14-year-old Isaac* is recovering after being shot by a sniper while playing football, in Yemen. Save the Children provided Isaac with psychological support and assistance to his family. Credit line: Albaraa Mansoor/Save the Children
Yemen: Seven Years into Conflict, 60% of Children Know Someone Who Has Been Injured
FAIRFIELD, Conn. (March 24, 2022) – Up to 60% of children in Yemen know someone who has been injured in the country’s seven-year conflict, with one-quarter of children saying a family member had been hurt, according to a new report No Place is Safe released today by Save the Children.
As Yemen marks its seventh year of conflict, the report - which included a survey of 400 children from eight of Yemen’s 21 governates - is a stark reminder that children and families are paying the heaviest price for this brutal war.
The research also revealed that nearly 80% of children were constantly worried about their safety and that of family and friends, with a majority saying it took them a long time to process any kind of shock or stress. In addition, over 70% of the children reported having their school attacked at least once, and nearly half reported that their local health facility had been attacked during the way.
Isaac* is a 14-year-old boy from south west Yemen who was shot by a sniper while playing football at school. Isaac said:
“I assumed the sniper would spare me when he saw I was only picking up the ball. He doesn’t usually shoot at us, he rarely does, but he did this time. He shot my leg.”
“Incidents like this make me and my friends feel unsafe at school. It’s not only the snipers but the airstrikes and bombardment as well. The school is definitely not safe anymore.”
Rama Hansraj, Save the Children’s Country Director in Yemen, said:
“For the past seven years, we’ve seen how an unforgiving man-made conflict has left children paying a price that extends beyond hunger and illness. Children have been attacked while playing football, behind their desks in schools, on their beds in hospitals, at their homes, and in the marketplace. They are being killed by the thousands, maimed, displaced, and traumatized to the extent most of them now live with constant fear and anxiety.
“In a place where schoolyards are in the firing line of snipers, and playgrounds are turned into graveyards, children are slowly withdrawing from the public sphere and are unable to play outside and interact with their peers. This is undermining their ability to develop their personalities and is cutting them off from the primary mechanism to cope with stress. This is simply no place for a child to be, and perhaps not even for an adult.”
“This protracted fighting in Yemen is turning the country to a hell on earth for children, and what makes it even worse is the fact that for the past seven years, the world has chosen to turn a blind eye and look the other way.

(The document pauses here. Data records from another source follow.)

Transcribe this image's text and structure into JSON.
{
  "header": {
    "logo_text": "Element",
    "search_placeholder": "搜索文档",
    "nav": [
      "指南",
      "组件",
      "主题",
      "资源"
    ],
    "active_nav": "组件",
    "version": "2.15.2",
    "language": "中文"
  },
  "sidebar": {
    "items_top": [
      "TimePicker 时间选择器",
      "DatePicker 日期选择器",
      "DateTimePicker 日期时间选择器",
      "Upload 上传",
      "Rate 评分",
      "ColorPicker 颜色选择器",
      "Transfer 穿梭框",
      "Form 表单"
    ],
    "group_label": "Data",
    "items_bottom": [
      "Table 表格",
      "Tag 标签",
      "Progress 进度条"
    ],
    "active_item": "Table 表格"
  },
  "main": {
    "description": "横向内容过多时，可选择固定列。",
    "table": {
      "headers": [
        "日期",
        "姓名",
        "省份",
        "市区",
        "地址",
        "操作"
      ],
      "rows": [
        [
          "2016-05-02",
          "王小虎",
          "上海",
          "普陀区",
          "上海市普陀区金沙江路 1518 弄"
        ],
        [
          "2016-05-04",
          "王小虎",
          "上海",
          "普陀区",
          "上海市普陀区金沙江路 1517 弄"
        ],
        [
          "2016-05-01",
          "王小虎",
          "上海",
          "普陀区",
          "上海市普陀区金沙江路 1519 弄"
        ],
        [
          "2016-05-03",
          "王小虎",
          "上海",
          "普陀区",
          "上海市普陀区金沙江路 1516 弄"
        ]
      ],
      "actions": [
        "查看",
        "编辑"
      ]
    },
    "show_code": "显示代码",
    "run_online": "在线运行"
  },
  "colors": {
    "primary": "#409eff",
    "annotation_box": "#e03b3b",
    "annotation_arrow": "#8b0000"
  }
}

This must change, and the international community must come together and put an end to this unnecessary suffering, once and for all.”
The new report by Save the Children explores the impact of seven years of conflict on children, and reveals that families are losing resilience, with around half of children across the country are struggling to process their mental distress.
Save the Children has been working in Yemen since 1963, implementing programs in education, child protection, health and nutrition, water and sanitation, and emergency response across most of the country.
Save the Children believes every child deserves a future. Since our founding more than 100 years ago, we've been advocating for the rights of children worldwide. In the United States and around the world, we give children a healthy start in life, the opportunity to learn and protection from harm. We do whatever it takes for children – every day and in times of crisis – transforming the future we share. Our results, financial statements and charity ratings reaffirm that Save the Children is a charity you can trust. Follow us on Facebook, Instagram, Twitter and YouTube.
Thank you for signing up! Now, you’ll be among the first to know how Save the Children is responding to the most urgent needs of children, every day and in times of crisis—and how your support can make a difference. You may opt-out at any time by clicking "unsubscribe" at the bottom of any email.